# Given information
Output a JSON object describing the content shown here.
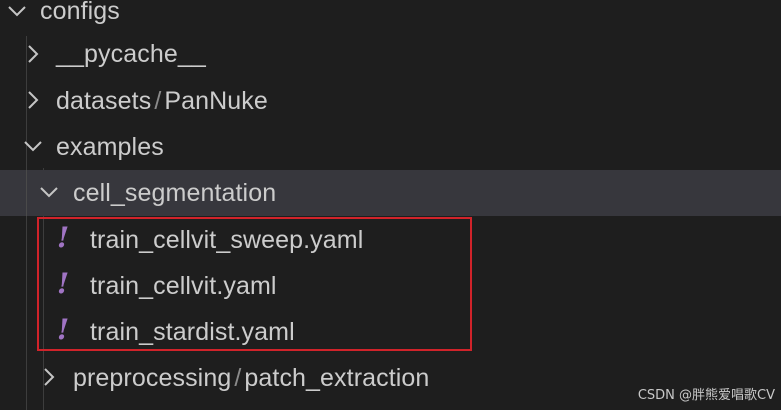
{
  "explorer": {
    "configs_label": "configs",
    "pycache_label": "__pycache__",
    "datasets": {
      "parent": "datasets",
      "separator": "/",
      "child": "PanNuke"
    },
    "examples_label": "examples",
    "cell_segmentation_label": "cell_segmentation",
    "files": [
      {
        "label": "train_cellvit_sweep.yaml",
        "icon": "yaml-icon",
        "icon_glyph": "!"
      },
      {
        "label": "train_cellvit.yaml",
        "icon": "yaml-icon",
        "icon_glyph": "!"
      },
      {
        "label": "train_stardist.yaml",
        "icon": "yaml-icon",
        "icon_glyph": "!"
      }
    ],
    "preprocessing": {
      "parent": "preprocessing",
      "separator": "/",
      "child": "patch_extraction"
    },
    "selected_item": "cell_segmentation"
  },
  "annotation": {
    "box_color": "#d1232a"
  },
  "colors": {
    "background": "#1e1e1e",
    "selected_background": "#37373d",
    "text": "#cccccc",
    "yaml_icon": "#a074c4"
  },
  "watermark": "CSDN @胖熊爱唱歌CV"
}
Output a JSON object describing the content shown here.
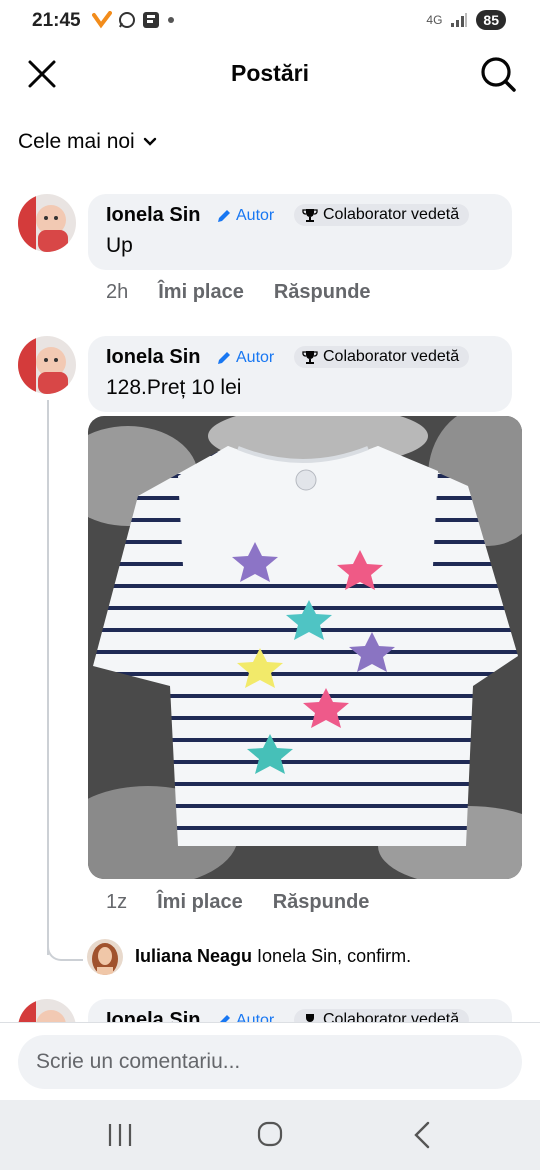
{
  "status_bar": {
    "time": "21:45",
    "network": "4G",
    "battery": "85"
  },
  "header": {
    "title": "Postări"
  },
  "sort": {
    "label": "Cele mai noi"
  },
  "comments": [
    {
      "name": "Ionela Sin",
      "author_label": "Autor",
      "badge": "Colaborator vedetă",
      "text": "Up",
      "time": "2h",
      "like": "Îmi place",
      "reply": "Răspunde"
    },
    {
      "name": "Ionela Sin",
      "author_label": "Autor",
      "badge": "Colaborator vedetă",
      "text": "128.Preț 10 lei",
      "time": "1z",
      "like": "Îmi place",
      "reply": "Răspunde"
    },
    {
      "name": "Ionela Sin",
      "author_label": "Autor",
      "badge": "Colaborator vedetă"
    }
  ],
  "reply": {
    "name": "Iuliana Neagu",
    "text": "Ionela Sin, confirm."
  },
  "composer": {
    "placeholder": "Scrie un comentariu..."
  },
  "colors": {
    "accent": "#1877f2",
    "bubble": "#f0f2f5",
    "muted": "#65676b"
  }
}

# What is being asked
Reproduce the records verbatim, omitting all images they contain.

# Answer space
Output a JSON object describing the content shown here.
{
  "explorer": {
    "configs_label": "configs",
    "pycache_label": "__pycache__",
    "datasets": {
      "parent": "datasets",
      "separator": "/",
      "child": "PanNuke"
    },
    "examples_label": "examples",
    "cell_segmentation_label": "cell_segmentation",
    "files": [
      {
        "label": "train_cellvit_sweep.yaml",
        "icon": "yaml-icon",
        "icon_glyph": "!"
      },
      {
        "label": "train_cellvit.yaml",
        "icon": "yaml-icon",
        "icon_glyph": "!"
      },
      {
        "label": "train_stardist.yaml",
        "icon": "yaml-icon",
        "icon_glyph": "!"
      }
    ],
    "preprocessing": {
      "parent": "preprocessing",
      "separator": "/",
      "child": "patch_extraction"
    },
    "selected_item": "cell_segmentation"
  },
  "annotation": {
    "box_color": "#d1232a"
  },
  "colors": {
    "background": "#1e1e1e",
    "selected_background": "#37373d",
    "text": "#cccccc",
    "yaml_icon": "#a074c4"
  },
  "watermark": "CSDN @胖熊爱唱歌CV"
}
Output a JSON object describing the content shown here.
{
  "status_bar": {
    "time": "21:45",
    "network": "4G",
    "battery": "85"
  },
  "header": {
    "title": "Postări"
  },
  "sort": {
    "label": "Cele mai noi"
  },
  "comments": [
    {
      "name": "Ionela Sin",
      "author_label": "Autor",
      "badge": "Colaborator vedetă",
      "text": "Up",
      "time": "2h",
      "like": "Îmi place",
      "reply": "Răspunde"
    },
    {
      "name": "Ionela Sin",
      "author_label": "Autor",
      "badge": "Colaborator vedetă",
      "text": "128.Preț 10 lei",
      "time": "1z",
      "like": "Îmi place",
      "reply": "Răspunde"
    },
    {
      "name": "Ionela Sin",
      "author_label": "Autor",
      "badge": "Colaborator vedetă"
    }
  ],
  "reply": {
    "name": "Iuliana Neagu",
    "text": "Ionela Sin, confirm."
  },
  "composer": {
    "placeholder": "Scrie un comentariu..."
  },
  "colors": {
    "accent": "#1877f2",
    "bubble": "#f0f2f5",
    "muted": "#65676b"
  }
}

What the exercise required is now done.